Making a ballad in answer to Wordsworth’s poem Goody Blake and Harry Gill and the current energy crisis. Blogged by songwriter/musicians Matt Hill and Christine Johnson.
THE REVENGE OF GOODY BLAKE. Part 1
“When the ice our streams did fetter
Oh! then how her old bones would shake”
William Wordsworth from ‘Goody Blake and Harry Gill, A true story’. Lyrical Ballads 1798
As a Northern Hemisphere country, here in the UK, we all know the cold. But some of us know it better than others.
“ I once worked in an actual freezer. No one else wanted to do that job but I didn’t mind it,” the young man opposite me seems philosophical about it. A job’s a job right? Another person recalls a winter sleeping rough and tells me that the worst part wasn’t the cold winds but the hot sweats that would come and then freeze on your skin.
The people around this table have all experienced being homeless and all know what it is to be cold. Not just sleeping rough, but working in cold places, living in housing with no central heating, or sleeping in rooms where the wind would come through the windows hard enough to blow your things over.
We are discussing a poem written in 1798 by William Wordsworth. In it a poor old woman is desperately scouring hedgerows trying to find some wood to burn so she can keep warm. She’s too poor to heat her home with coal. But the farmer who owns the hedge is out to catch her. Eventually he does and she curses him “may he never more be warm”. The farmer lives out his days in the torment of being cold, no matter how many coats he wears. The guys around the table seem to like this one, they feel there’s a justice to it.
“It’s like a working woman has cursed the elites” says one and he laughs as his voice becomes a caricature of a Disney witch “you will always feel cold…ha ha…you will always feel cold”
By Matt Hill.
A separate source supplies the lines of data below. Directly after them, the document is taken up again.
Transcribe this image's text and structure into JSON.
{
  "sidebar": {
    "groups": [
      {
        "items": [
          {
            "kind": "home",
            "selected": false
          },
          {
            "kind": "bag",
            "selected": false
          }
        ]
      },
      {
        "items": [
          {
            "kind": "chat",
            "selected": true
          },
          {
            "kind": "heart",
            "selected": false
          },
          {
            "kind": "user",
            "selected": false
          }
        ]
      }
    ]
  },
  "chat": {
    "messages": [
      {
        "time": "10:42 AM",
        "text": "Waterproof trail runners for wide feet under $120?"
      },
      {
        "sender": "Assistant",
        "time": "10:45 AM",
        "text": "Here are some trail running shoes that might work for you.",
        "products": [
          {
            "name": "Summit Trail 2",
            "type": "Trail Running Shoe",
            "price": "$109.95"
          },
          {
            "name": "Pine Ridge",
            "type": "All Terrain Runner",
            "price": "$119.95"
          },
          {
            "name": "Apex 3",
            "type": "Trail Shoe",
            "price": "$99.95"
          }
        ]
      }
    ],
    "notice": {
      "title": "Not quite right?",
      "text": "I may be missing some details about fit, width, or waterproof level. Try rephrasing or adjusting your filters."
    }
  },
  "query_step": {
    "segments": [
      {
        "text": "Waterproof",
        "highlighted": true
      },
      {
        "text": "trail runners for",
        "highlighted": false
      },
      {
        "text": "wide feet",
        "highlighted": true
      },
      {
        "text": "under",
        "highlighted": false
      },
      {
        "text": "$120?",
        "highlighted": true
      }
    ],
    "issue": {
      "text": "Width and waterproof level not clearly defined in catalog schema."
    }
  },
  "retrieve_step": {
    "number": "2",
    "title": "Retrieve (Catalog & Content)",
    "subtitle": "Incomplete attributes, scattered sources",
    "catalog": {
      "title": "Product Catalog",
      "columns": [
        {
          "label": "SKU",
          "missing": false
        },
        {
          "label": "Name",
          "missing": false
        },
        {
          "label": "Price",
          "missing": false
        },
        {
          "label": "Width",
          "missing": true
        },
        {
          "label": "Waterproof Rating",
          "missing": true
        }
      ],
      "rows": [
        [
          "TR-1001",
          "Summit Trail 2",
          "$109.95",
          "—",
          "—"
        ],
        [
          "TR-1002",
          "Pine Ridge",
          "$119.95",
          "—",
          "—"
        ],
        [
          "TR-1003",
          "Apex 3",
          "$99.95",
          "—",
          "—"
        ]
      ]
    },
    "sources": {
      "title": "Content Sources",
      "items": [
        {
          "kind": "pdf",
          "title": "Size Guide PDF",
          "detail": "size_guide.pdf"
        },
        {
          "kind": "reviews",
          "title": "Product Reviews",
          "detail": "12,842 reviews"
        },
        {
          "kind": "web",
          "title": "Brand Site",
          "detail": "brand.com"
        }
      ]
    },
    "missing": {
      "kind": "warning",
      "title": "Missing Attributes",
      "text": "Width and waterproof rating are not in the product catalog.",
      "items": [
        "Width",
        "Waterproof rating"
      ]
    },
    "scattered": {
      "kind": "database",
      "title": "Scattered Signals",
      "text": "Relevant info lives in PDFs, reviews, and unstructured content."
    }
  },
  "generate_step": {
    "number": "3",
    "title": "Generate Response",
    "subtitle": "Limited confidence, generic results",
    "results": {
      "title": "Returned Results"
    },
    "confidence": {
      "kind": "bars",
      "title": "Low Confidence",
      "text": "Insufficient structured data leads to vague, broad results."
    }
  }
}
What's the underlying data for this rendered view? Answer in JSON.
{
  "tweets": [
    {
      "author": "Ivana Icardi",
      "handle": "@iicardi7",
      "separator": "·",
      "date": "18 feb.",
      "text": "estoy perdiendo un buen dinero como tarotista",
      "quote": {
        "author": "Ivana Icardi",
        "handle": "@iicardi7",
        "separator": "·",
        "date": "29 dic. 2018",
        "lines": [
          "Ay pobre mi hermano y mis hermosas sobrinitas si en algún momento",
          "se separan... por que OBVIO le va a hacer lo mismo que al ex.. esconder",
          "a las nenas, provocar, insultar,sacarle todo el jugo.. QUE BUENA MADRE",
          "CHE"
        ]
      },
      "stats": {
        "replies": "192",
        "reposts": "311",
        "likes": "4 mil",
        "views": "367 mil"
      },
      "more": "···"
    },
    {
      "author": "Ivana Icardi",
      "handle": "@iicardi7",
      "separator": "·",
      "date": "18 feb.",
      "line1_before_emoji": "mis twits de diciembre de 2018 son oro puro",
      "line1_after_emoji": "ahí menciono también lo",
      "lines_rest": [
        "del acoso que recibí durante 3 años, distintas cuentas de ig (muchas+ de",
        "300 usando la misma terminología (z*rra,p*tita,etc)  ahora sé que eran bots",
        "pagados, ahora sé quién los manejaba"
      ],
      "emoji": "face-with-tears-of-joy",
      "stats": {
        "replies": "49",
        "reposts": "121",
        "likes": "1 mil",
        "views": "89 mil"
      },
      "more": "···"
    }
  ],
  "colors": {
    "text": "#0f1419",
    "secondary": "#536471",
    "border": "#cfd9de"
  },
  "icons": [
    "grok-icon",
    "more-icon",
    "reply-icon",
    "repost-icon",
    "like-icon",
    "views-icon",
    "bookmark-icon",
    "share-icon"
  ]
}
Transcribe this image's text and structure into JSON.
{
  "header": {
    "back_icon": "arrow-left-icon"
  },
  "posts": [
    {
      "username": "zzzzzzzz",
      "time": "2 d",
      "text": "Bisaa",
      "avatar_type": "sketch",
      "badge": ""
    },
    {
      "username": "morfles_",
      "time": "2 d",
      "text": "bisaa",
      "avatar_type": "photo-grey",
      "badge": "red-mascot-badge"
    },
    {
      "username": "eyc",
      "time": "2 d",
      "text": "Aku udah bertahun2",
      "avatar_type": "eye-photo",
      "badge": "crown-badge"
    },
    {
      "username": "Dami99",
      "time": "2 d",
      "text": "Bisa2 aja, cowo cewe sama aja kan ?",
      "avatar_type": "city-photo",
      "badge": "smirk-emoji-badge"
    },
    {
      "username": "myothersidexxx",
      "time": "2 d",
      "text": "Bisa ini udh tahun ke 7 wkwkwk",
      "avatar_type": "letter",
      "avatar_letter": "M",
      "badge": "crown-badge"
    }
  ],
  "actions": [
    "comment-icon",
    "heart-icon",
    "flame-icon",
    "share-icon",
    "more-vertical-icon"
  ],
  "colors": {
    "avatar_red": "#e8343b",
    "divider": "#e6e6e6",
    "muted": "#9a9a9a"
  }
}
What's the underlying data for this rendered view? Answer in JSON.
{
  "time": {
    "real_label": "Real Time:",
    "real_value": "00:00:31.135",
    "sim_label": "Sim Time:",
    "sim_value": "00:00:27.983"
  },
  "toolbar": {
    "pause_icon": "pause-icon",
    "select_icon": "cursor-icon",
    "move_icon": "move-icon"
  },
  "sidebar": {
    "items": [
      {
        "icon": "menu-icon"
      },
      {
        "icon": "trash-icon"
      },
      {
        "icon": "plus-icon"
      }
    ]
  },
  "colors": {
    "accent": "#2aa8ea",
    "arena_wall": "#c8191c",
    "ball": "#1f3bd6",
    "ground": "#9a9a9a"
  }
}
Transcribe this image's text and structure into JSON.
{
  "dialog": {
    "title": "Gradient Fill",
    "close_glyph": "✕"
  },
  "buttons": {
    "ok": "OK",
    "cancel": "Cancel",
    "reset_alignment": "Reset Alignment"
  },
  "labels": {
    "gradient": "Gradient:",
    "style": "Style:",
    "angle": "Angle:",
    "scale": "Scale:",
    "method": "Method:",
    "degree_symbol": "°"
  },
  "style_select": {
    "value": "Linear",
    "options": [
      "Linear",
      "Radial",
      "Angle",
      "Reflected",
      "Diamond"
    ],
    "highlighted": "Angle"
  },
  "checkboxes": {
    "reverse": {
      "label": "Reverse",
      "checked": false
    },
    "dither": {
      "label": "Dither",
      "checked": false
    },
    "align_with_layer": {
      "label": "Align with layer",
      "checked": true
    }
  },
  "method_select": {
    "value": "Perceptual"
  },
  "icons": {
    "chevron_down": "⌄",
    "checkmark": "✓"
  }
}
Musician/Songwriter, March 2022
THE REVENGE OF GOODY BLAKE. Part 2
As I sit here typing, wrapped in an electric throw, in the hopes that it’s cheaper than putting the central heating on, I’m still aware of the cold ambient temperature of the room. The cold is distracting. A second cup of tea warms my insides. Whether you’re too hot, too cold or just right, the temperature has a profound affect on your physical, mental and emotional well-being. Persistent cold is exhausting. Sobering to think that the old woman in Wordsworth’s poem Goody Blake worked relentlessly but “twas hardly worth the telling, It would not pay for candlelight.” Over 200 years later, for some, the situation is not much changed.
Matt Hill (project songwriter) read the poem to the group and invited their thoughts about it and their own experiences of being cold. It was a lively and interesting discussion with unusual stories about what extreme cold can do to a person, like not being able to tell whether you’re actually hot or cold as your skin “burns.” Feats of enduring the cold by choice in an ice bath. Another man recalled his honeymoon in Estonia where the sweat from under his hat would trickle down his face and freeze his beard.
But, I come back to the reality of our current energy situation, which threatens to escalate unnecessary and dreadful inequalities in our apparently wealthy country. Over the centuries technology advances and living standards improve, but there remain people on the fringes of society, on the bottom rung, who lag behind, are forgotten, slip through the safety net, unnoticed or uncared for. The economic wealth of the country does not trickle down to them. It seems there will always be those left out in the cold, alongside Goody Blake.
By Christine Johnson. Musician/Songwriter. Back on Track, March 2022
Refuge from the Ravens is supported by the Heritage Fund. In 1798, Lyrical Ballads by Wordsworth and Coleridge sparked a literary revolution — poems in everyday language, telling of people on the margins of society. 200 years later, homelessness and social inequality are still with us and even on the rise. This project invited people with lived experience of homelessness and other vulnerable people to meet Wordsworth across time, replying in poetry, art and song in a Lyrical Ballads for the 21st Century.